WHAT TO WORK ON >> Give back the lines below verbatim, omitting all pictures.

RECORDS FOR THIS TASK >>
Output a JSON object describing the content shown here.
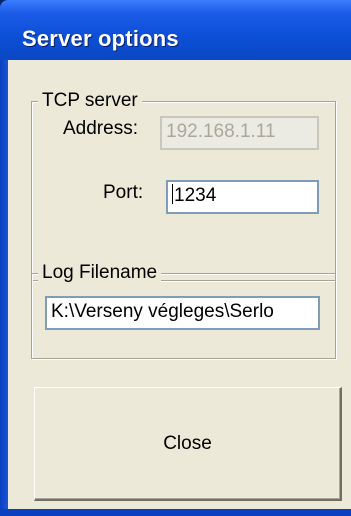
{
  "window": {
    "title": "Server options"
  },
  "tcp_server": {
    "caption": "TCP server",
    "address_label": "Address:",
    "address_value": "192.168.1.11",
    "address_enabled": false,
    "port_label": "Port:",
    "port_value": "1234"
  },
  "log": {
    "caption": "Log Filename",
    "filename_value": "K:\\Verseny végleges\\Serlo"
  },
  "buttons": {
    "close_label": "Close"
  },
  "colors": {
    "titlebar": "#0d4fd6",
    "client_background": "#ece9d8",
    "disabled_text": "#aca899"
  }
}
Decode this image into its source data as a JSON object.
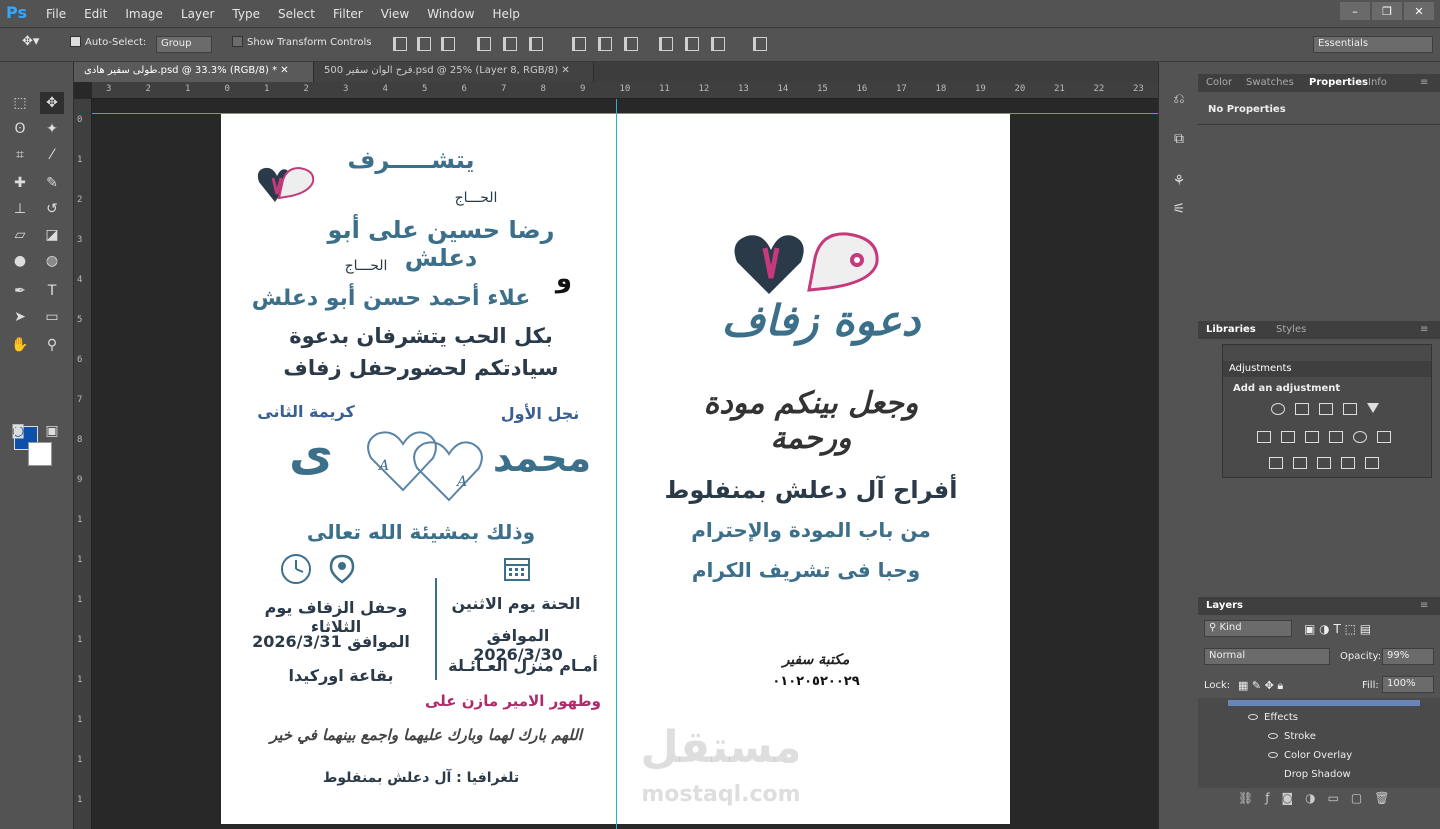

ANSWER BOX >>
Output a JSON object describing the content shown here.
{
  "window": {
    "title": "Server options"
  },
  "tcp_server": {
    "caption": "TCP server",
    "address_label": "Address:",
    "address_value": "192.168.1.11",
    "address_enabled": false,
    "port_label": "Port:",
    "port_value": "1234"
  },
  "log": {
    "caption": "Log Filename",
    "filename_value": "K:\\Verseny végleges\\Serlo"
  },
  "buttons": {
    "close_label": "Close"
  },
  "colors": {
    "titlebar": "#0d4fd6",
    "client_background": "#ece9d8",
    "disabled_text": "#aca899"
  }
}
Decode this image into its source data as a JSON object.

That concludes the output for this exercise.